Imagine the situation when you’ve just released something on production and deployment went fine. You’ve just sent release notes and went out to grab a coffee. Once you are back you see an email with information that feature team have been working on for past 3 sprints doesn’t work at all. Turns out you forgot to change something in production server configuration. In this post, I’m going to present the simplest idea which will help you to avoid this kind of issues.
Most of the application we are working on are built around the data. Since the information is the core value of the application we store it in the persistent and reliable storage - database. Applications evolve in time so does the way we store the data. In this post, I’m going to present my experiences and thoughts on evolving database schema.
While investigating @EventListeners in spring I’ve noticed very interesting annotation - @DomainEvents. In this post I’m going to check what can be achieved using @DomainEvents annotation and how to effectively use it with old good JPA. Let’s start with short introduction to domain event idea if you are not yet familiar with it. Now let’s go back to the @DomainEvents annotation in spring-data. Spring-data by default provides support for this annotation and it’s complementary annotation @AfterDomainEventPublication.
Last time I wrote about events in a spring based application I’ve introduced some basics on how events can be dispatched using spring infrastructure. In this post, I’m going to dig deeper into an order of handlers, exceptions and asynchronous events handlers.
With spring 4.2 (released more than one year ago) serious improvements regarding embedded events were made. You probably already know it, but I’ve never had a chance to properly investigate it. Lately, when digging into code base of the system I’m currently working on I got an opportunity to see it in action and after quick glimpse, I decided to investigate it a bit further.
Some time ago I’ve been trying to dynamically create spring beans. After fast stackoverflow check I decided to drop it and go with something else. Lately I’ve been trying to implement more complicated bean registration mechanism in which skipping dynamic bean creation wasn’t an option. Here’s how you can create spring beans “from code”.

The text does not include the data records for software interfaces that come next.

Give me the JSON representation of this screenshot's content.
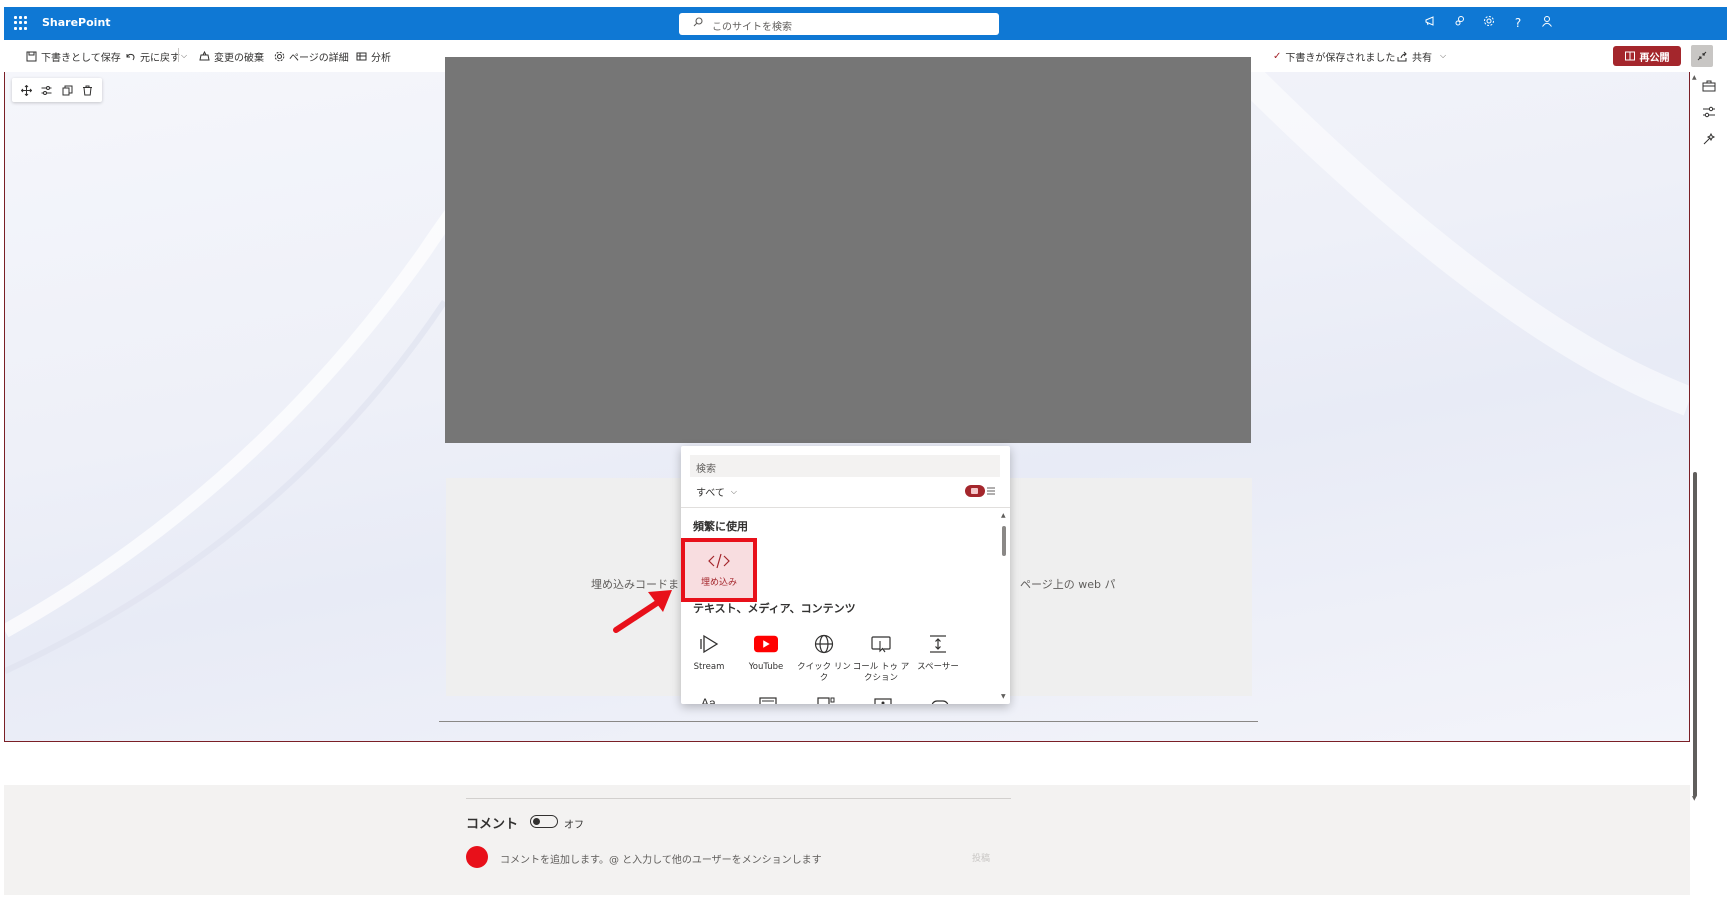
{
  "suitebar": {
    "app_name": "SharePoint",
    "search_placeholder": "このサイトを検索"
  },
  "commandbar": {
    "save_draft": "下書きとして保存",
    "undo": "元に戻す",
    "discard": "変更の破棄",
    "page_details": "ページの詳細",
    "analytics": "分析",
    "saved_status": "下書きが保存されました",
    "share": "共有",
    "republish": "再公開"
  },
  "embed_zone": {
    "hint_left": "埋め込みコードま",
    "hint_right": "ページ上の web パ"
  },
  "picker": {
    "search_placeholder": "検索",
    "filter": "すべて",
    "frequent_heading": "頻繁に使用",
    "embed_label": "埋め込み",
    "text_media_heading": "テキスト、メディア、コンテンツ",
    "items": [
      {
        "label": "Stream",
        "icon": "stream-icon"
      },
      {
        "label": "YouTube",
        "icon": "youtube-icon"
      },
      {
        "label": "クイック リン\nク",
        "icon": "globe-icon"
      },
      {
        "label": "コール トゥ ア\nクション",
        "icon": "call-to-action-icon"
      },
      {
        "label": "スペーサー",
        "icon": "spacer-icon"
      }
    ]
  },
  "comments": {
    "title": "コメント",
    "toggle_state": "オフ",
    "input_placeholder": "コメントを追加します。@ と入力して他のユーザーをメンションします",
    "post_label": "投稿"
  },
  "colors": {
    "suitebar": "#0f78d4",
    "accent": "#a4262c",
    "highlight_box": "#e8101a",
    "video_placeholder": "#767676"
  }
}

Page object pattern is common practice when writing automated tests using selenium. It allows to gather all possible operations on the page in one place and hide page implementation details from test case. Page object pattern can be used in the same way for angular directives, react and [put framework name here] components.